Linux has become the backbone of most modern business organizations and a massive network. Amazon, the largest cloud provider globally, runs its EC2 cloud computing platform on Linux. Currently, the Linux kernel alone employs 27.8 million lines of code, and it is updated every year. Several new bugs or vulnerabilities appear whenever the kernel is being added with new lines of code. As a result, there is a substantial increase in the threat surface, which needs proactive solutions to keep the attack surface minimum. The bottom line is that any update to the Linux platform increases the attack surface.
On the other hand, incorporating any new mechanisms and dependencies should be handled with great care as they can directly affect the size of the attack surface against Linux. Security gaps may appear on Linux systems like any other operating system. However, every OS has different ways to deal with them. The security flaws on Linux are purely logical and capable enough to make an application vulnerable to severe attacks.
What are the Different Types of Threats on your Linux Systems?
Most software security updates provided by Linux distributors will quickly solve the programming defects, including vulnerabilities. In case of weak configuration, Linux patches notify the respective software with the logical steps that explain how it should execute. It enhances the security of both operating systems and devices. Despite adopting careful security measures, vulnerabilities appear in a large, complex Linux computing environment. Therefore, it is essential to understand the impact of vulnerabilities and different threats on a Linux distributed network. Some of them are:
Exploits due to Unpatched Vulnerabilities:
One of the best attack surfaces for a cyber attacker is unpatched vulnerabilities. If an IT team fails to apply timely patches, run regular software updates, there is a space for exploiting the vulnerabilities. An unpatched application may enable malicious code and cause severe threats on a wide variety of Linux-based systems.
Regular patching and updates are necessary because unpatched software creates vulnerabilities through which attackers exploit the computing devices in a network. Cyber attackers could enable ransomware-style encryption and other dangerous malicious code using the unpatched vulnerabilities, especially on Linux-based storage devices.
Vulnerabilities in a Linux operating system will result in various attack vectors such as viruses, worms, ransomware, rootkits, etc. Cyber attackers will use the existing vulnerabilities to inject malicious code into a system without the user’s consent. They might steal sensitive business data or compromise the devices.
Cybercriminals can further spread the attacks beyond the corporate network, and the attack often goes undetected by end-users. In most cases, attackers silently assemble compromised OS into botnets and pose a threat to the entire network.
Denial of Service Attacks (DoS)
A Linux operating system acting as an interface between hardware and software might stop responding to the end user’s legitimate requests due to a denial-of-service attack. The attack focuses on shutting down a device, making it inaccessible to the end-users.

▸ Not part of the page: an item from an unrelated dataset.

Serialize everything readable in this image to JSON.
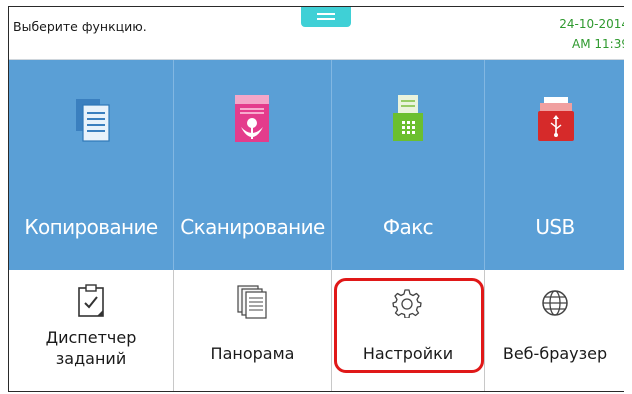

Today’s operating system may undergo denial-of-service attacks by a distributed network of several thousands of automated agents. It is challenging to mitigate, as the attack is always massive. For instance, an attacker sends countless network requests, which results in the repeated use of system requests. It makes the server acknowledge every request, exhausting all the resources. However, modern IT security technologies and tools have developed various mechanisms to defend against DoS attacks.
The Intrusion of Linux Network

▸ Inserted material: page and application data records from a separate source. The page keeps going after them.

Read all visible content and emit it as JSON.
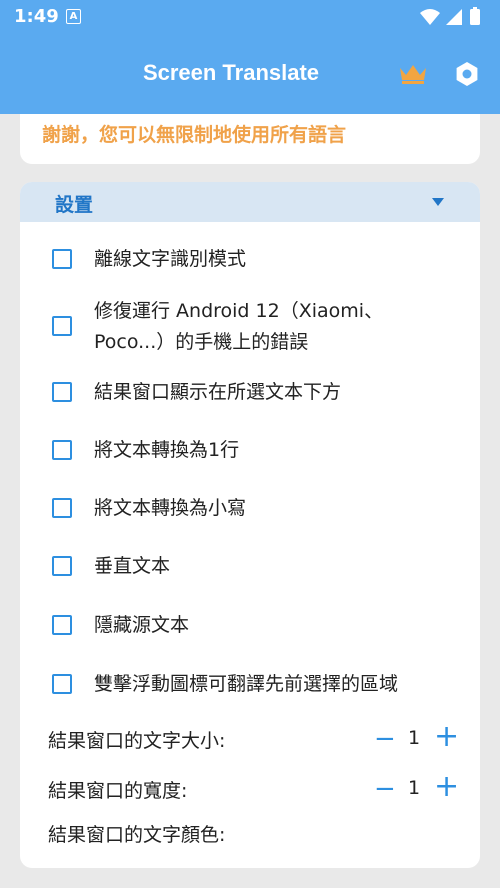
{
  "status": {
    "time": "1:49",
    "badge": "A"
  },
  "app": {
    "title": "Screen Translate"
  },
  "top_card": {
    "message": "謝謝，您可以無限制地使用所有語言"
  },
  "settings": {
    "title": "設置",
    "options": [
      {
        "label": "離線文字識別模式",
        "checked": false
      },
      {
        "label_line1": "修復運行 Android 12（Xiaomi、",
        "label_line2": "Poco...）的手機上的錯誤",
        "checked": false
      },
      {
        "label": "結果窗口顯示在所選文本下方",
        "checked": false
      },
      {
        "label": "將文本轉換為1行",
        "checked": false
      },
      {
        "label": "將文本轉換為小寫",
        "checked": false
      },
      {
        "label": "垂直文本",
        "checked": false
      },
      {
        "label": "隱藏源文本",
        "checked": false
      },
      {
        "label": "雙擊浮動圖標可翻譯先前選擇的區域",
        "checked": false
      }
    ],
    "text_size": {
      "label": "結果窗口的文字大小:",
      "value": "1"
    },
    "window_width": {
      "label": "結果窗口的寬度:",
      "value": "1"
    },
    "text_color": {
      "label": "結果窗口的文字顏色:"
    }
  },
  "colors": {
    "accent": "#5aaaf0",
    "thanks": "#f0a24a",
    "checkbox": "#2d8fe0"
  },
  "icons": {
    "crown": "crown-icon",
    "settings": "gear-icon",
    "wifi": "wifi-icon",
    "signal": "signal-icon",
    "battery": "battery-icon"
  }
}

Various types of network intrusion occur when an attacker gain access to the devices, creating a security threat. If authorized users neglect to follow the security policies in the devices, it leads to network intrusion. With the help of vulnerabilities, external individuals pose as legitimate users and exploit the end-user credentials. Also, some undercover users gain supervisory control of the devices and penetrate the system and access controls. In an organization, malicious insiders also misuse their privileges for cybercriminal activities. Therefore, it is essential to test and validate your Linux operating systems regularly. It is an ongoing process, and it depends on the risk and priority of the business organizations.
Make your Linux Systems Free from Vulnerabilities using SanerNow
SanerNow vulnerability management offers a comprehensive solution to all your vulnerability management needs. It is powered by the world’s largest vulnerability database of more than 160,000 security checks. SanerNow provides real-time continuous scanning, assessment, prioritization, and remediation of vulnerabilities for Linux systems. SanerNow also offers additional tools along with vulnerability management to help keep track of the effectiveness of your Linux security network. With SanerNow, you can,
- Manage vulnerabilities on Linux systems from detection to remediation
- Gain complete visibility and control over the IT assets
- Align and comply with major industry security benchmarks, namely HIPAA, PCI, ISO, and NIST
- Fix misconfigurations and missing configurations
- Monitor security checks and apply strong security controls
- Detect and respond to threat indicators
Explore SanerNow’s vulnerability management capabilities at the comfort of your place by scheduling a quick demo for Free.